NSW Labor says it is putting politics to the side and calling for bipartisan support to make sure that women’s health is made a priority.
Opposition Leader Chris Minns was in Penrith on Tuesday to announce that Labor would invest $60 million over three years and $100 million over the next five years to women’s health centres across the state.
This funding would double the current funding for the Women’s Health Centre Program that provides specialised health care services to more than 50,000 women across the state each year.
“There are 20 of these centres in NSW at the moment, they have been operating for 40 years across this state and we have been so impressed with their track record but there hasn’t been a real increase in funding for these centres for many years,” Minns said.
“We’ve been hearing stories this morning about the work that these organisations have done for many years but having to pull down the number of staff they have got on the books because of funding uncertainty. We don’t want that situation to reoccur if Labor wins the next election.”
The investment in the centres will also relieve pressure off emergency departments and GPs and for every dollar spent, $1.71 is saved in hospital and primary healthcare costs.
CEO of Penrith Women’s Health Centre Kath Skinner said the funding would ensure that they don’t have to close their doors and can “plan for their future”.
“Penrith Women’s Health Centre and all women’s health centres provide client centred, trauma informed, evidence based health care services and domestic violence services,” Skinner said.
“We have had to move in Penrith to this location and embrace commercial rent reality.

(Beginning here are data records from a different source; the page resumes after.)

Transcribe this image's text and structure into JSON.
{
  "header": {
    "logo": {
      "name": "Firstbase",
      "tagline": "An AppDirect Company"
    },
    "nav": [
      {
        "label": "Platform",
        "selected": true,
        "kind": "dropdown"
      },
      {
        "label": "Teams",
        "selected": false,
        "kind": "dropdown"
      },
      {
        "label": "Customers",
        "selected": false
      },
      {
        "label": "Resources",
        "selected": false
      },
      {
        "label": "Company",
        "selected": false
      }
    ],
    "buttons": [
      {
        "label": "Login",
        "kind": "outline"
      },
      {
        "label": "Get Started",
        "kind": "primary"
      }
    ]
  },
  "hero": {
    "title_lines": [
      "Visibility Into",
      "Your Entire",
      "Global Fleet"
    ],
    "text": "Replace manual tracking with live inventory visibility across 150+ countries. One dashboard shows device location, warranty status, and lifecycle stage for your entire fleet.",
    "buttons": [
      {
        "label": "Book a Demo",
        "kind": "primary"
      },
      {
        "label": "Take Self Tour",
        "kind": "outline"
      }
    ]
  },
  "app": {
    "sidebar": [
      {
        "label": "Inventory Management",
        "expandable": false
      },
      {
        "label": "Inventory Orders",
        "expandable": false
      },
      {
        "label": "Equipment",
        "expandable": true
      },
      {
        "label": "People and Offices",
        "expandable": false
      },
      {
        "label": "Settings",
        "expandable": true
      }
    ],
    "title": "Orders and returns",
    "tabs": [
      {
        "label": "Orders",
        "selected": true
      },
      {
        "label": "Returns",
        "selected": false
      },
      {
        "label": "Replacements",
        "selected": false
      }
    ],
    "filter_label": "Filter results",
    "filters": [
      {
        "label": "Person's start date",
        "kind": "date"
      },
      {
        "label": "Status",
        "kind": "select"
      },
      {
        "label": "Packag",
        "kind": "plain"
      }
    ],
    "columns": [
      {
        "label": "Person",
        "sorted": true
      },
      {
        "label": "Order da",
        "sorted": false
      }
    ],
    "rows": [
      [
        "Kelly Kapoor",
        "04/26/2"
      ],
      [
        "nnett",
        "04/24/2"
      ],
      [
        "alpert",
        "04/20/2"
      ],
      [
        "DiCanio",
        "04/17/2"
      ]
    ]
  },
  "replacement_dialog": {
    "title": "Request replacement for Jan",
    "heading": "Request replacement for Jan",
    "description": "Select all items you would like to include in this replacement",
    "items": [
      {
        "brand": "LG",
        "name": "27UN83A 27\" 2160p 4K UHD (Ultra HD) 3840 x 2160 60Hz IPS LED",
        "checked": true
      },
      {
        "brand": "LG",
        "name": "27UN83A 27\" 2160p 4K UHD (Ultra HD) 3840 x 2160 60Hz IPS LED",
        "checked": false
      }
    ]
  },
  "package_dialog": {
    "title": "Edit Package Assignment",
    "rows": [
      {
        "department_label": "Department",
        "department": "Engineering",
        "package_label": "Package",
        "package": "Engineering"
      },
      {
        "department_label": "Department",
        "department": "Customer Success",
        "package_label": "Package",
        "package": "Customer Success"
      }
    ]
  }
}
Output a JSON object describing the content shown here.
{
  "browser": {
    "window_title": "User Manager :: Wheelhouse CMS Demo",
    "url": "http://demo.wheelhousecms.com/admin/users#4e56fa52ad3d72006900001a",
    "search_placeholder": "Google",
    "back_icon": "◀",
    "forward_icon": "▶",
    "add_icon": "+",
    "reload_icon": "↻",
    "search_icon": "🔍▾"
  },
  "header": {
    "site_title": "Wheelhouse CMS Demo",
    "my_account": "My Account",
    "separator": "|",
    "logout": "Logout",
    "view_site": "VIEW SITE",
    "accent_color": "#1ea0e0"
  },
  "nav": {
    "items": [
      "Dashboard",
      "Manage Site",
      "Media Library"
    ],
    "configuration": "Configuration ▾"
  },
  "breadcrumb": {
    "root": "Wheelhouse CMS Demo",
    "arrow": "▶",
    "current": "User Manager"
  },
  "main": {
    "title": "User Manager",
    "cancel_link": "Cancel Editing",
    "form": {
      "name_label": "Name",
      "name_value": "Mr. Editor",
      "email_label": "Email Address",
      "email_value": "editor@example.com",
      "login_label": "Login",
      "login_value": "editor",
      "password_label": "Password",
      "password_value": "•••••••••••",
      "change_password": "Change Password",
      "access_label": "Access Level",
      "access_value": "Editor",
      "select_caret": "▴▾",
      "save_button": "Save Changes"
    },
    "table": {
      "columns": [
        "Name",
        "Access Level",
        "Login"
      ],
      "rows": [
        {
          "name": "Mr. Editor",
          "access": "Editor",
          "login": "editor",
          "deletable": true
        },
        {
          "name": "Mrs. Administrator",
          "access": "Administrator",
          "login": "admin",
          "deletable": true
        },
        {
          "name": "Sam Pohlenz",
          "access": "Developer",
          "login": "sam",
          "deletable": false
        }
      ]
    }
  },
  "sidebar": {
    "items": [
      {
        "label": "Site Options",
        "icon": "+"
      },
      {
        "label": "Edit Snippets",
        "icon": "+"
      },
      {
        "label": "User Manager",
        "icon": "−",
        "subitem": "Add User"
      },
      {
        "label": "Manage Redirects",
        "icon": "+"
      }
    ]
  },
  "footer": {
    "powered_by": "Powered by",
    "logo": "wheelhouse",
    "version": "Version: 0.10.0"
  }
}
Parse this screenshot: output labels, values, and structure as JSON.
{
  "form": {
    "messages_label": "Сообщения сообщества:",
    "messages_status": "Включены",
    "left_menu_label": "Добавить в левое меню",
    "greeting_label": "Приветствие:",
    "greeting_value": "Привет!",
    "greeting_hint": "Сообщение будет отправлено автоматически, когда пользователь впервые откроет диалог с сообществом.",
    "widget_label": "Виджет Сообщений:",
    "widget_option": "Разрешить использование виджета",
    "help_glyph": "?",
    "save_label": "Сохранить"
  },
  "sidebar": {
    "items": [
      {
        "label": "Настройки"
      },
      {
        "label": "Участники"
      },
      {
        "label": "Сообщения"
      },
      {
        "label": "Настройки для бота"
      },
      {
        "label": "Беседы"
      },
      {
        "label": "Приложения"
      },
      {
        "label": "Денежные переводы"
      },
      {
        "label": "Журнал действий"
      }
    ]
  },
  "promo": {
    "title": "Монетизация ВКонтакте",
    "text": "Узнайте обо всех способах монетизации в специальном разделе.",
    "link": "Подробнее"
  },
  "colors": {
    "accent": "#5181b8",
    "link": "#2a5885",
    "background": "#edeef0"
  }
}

How does any board or management committee have confidence to sign a lease when your core funding could be for a shorter period than your lease?” Skinner said.
Hoping to make the policy bipartisan in the lead-up to the election, Minns also said he thought the NSW Government’s plan to quadruple the number of electronic ankle bracelets to track domestic violence offenders is a “good initiative”.
“Any initiative in this space is welcome and we regard one life lost as a result of domestic violence as one life too many,” he said.
“It’s time that governments and political leaders come together, put politics to one side and focus on throwing our support behind those initiatives.”
Labor candidate for Penrith Karen McKeown told the Weekender that the money would be an “absolute game changer” that will provide benefits for women and their families in the area.
This comes as Premier Dominic Perrottet announced on Monday in Jamisontown that, if his government wins the election, people could access information on if their partner had previous domestic violence convictions through the Right To Ask Scheme.
A graduate of Western Sydney University, Emily covers Local, State and Federal politics for the Weekender, as well as crime and general news.